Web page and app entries
┌────────

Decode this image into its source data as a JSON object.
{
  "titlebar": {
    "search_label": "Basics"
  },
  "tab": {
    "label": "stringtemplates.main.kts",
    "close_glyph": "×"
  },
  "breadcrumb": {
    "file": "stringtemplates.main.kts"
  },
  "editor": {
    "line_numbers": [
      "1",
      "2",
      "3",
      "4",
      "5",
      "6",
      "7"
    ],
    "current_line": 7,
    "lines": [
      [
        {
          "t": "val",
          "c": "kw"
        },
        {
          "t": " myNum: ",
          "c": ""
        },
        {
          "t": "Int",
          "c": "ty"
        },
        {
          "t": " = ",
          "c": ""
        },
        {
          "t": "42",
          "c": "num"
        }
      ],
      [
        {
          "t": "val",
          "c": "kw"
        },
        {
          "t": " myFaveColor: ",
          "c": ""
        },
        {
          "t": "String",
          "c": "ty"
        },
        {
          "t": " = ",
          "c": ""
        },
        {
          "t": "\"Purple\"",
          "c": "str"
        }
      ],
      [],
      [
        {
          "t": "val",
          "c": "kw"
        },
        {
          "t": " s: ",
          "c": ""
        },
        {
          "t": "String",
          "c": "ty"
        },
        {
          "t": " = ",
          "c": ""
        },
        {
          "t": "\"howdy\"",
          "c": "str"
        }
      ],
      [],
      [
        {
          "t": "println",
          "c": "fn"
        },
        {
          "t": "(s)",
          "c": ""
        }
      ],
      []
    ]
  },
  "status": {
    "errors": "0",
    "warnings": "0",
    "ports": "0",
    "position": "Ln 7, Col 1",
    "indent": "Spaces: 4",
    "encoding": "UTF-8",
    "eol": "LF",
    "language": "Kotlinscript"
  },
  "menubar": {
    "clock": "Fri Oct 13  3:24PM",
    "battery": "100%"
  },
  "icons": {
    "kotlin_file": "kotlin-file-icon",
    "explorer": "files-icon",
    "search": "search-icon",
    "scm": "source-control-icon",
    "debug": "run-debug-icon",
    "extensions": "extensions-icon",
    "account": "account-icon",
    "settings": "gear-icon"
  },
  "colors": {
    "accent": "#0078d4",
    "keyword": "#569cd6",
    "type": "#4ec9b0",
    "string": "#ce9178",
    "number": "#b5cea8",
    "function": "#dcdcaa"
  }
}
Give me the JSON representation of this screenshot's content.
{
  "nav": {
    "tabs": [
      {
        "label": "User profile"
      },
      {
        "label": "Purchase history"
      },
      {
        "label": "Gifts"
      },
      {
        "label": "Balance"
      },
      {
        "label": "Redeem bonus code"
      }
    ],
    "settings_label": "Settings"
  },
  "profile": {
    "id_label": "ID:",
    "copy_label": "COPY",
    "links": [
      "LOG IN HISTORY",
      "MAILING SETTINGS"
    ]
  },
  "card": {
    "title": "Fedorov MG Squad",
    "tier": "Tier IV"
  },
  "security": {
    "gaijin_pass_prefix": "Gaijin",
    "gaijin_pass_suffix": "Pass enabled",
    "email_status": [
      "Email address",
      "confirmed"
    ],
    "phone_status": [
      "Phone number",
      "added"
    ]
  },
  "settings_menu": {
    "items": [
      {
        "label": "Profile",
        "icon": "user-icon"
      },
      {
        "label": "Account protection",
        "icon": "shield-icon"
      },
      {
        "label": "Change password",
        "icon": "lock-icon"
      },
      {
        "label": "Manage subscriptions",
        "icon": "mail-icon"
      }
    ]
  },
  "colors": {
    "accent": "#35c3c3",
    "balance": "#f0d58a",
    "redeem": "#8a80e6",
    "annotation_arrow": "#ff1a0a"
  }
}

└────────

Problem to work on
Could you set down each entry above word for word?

Problem solution
Decode this image into its source data as a JSON object.
{
  "titlebar": {
    "search_label": "Basics"
  },
  "tab": {
    "label": "stringtemplates.main.kts",
    "close_glyph": "×"
  },
  "breadcrumb": {
    "file": "stringtemplates.main.kts"
  },
  "editor": {
    "line_numbers": [
      "1",
      "2",
      "3",
      "4",
      "5",
      "6",
      "7"
    ],
    "current_line": 7,
    "lines": [
      [
        {
          "t": "val",
          "c": "kw"
        },
        {
          "t": " myNum: ",
          "c": ""
        },
        {
          "t": "Int",
          "c": "ty"
        },
        {
          "t": " = ",
          "c": ""
        },
        {
          "t": "42",
          "c": "num"
        }
      ],
      [
        {
          "t": "val",
          "c": "kw"
        },
        {
          "t": " myFaveColor: ",
          "c": ""
        },
        {
          "t": "String",
          "c": "ty"
        },
        {
          "t": " = ",
          "c": ""
        },
        {
          "t": "\"Purple\"",
          "c": "str"
        }
      ],
      [],
      [
        {
          "t": "val",
          "c": "kw"
        },
        {
          "t": " s: ",
          "c": ""
        },
        {
          "t": "String",
          "c": "ty"
        },
        {
          "t": " = ",
          "c": ""
        },
        {
          "t": "\"howdy\"",
          "c": "str"
        }
      ],
      [],
      [
        {
          "t": "println",
          "c": "fn"
        },
        {
          "t": "(s)",
          "c": ""
        }
      ],
      []
    ]
  },
  "status": {
    "errors": "0",
    "warnings": "0",
    "ports": "0",
    "position": "Ln 7, Col 1",
    "indent": "Spaces: 4",
    "encoding": "UTF-8",
    "eol": "LF",
    "language": "Kotlinscript"
  },
  "menubar": {
    "clock": "Fri Oct 13  3:24PM",
    "battery": "100%"
  },
  "icons": {
    "kotlin_file": "kotlin-file-icon",
    "explorer": "files-icon",
    "search": "search-icon",
    "scm": "source-control-icon",
    "debug": "run-debug-icon",
    "extensions": "extensions-icon",
    "account": "account-icon",
    "settings": "gear-icon"
  },
  "colors": {
    "accent": "#0078d4",
    "keyword": "#569cd6",
    "type": "#4ec9b0",
    "string": "#ce9178",
    "number": "#b5cea8",
    "function": "#dcdcaa"
  }
}
Give me the JSON representation of this screenshot's content.
{
  "nav": {
    "tabs": [
      {
        "label": "User profile"
      },
      {
        "label": "Purchase history"
      },
      {
        "label": "Gifts"
      },
      {
        "label": "Balance"
      },
      {
        "label": "Redeem bonus code"
      }
    ],
    "settings_label": "Settings"
  },
  "profile": {
    "id_label": "ID:",
    "copy_label": "COPY",
    "links": [
      "LOG IN HISTORY",
      "MAILING SETTINGS"
    ]
  },
  "card": {
    "title": "Fedorov MG Squad",
    "tier": "Tier IV"
  },
  "security": {
    "gaijin_pass_prefix": "Gaijin",
    "gaijin_pass_suffix": "Pass enabled",
    "email_status": [
      "Email address",
      "confirmed"
    ],
    "phone_status": [
      "Phone number",
      "added"
    ]
  },
  "settings_menu": {
    "items": [
      {
        "label": "Profile",
        "icon": "user-icon"
      },
      {
        "label": "Account protection",
        "icon": "shield-icon"
      },
      {
        "label": "Change password",
        "icon": "lock-icon"
      },
      {
        "label": "Manage subscriptions",
        "icon": "mail-icon"
      }
    ]
  },
  "colors": {
    "accent": "#35c3c3",
    "balance": "#f0d58a",
    "redeem": "#8a80e6",
    "annotation_arrow": "#ff1a0a"
  }
}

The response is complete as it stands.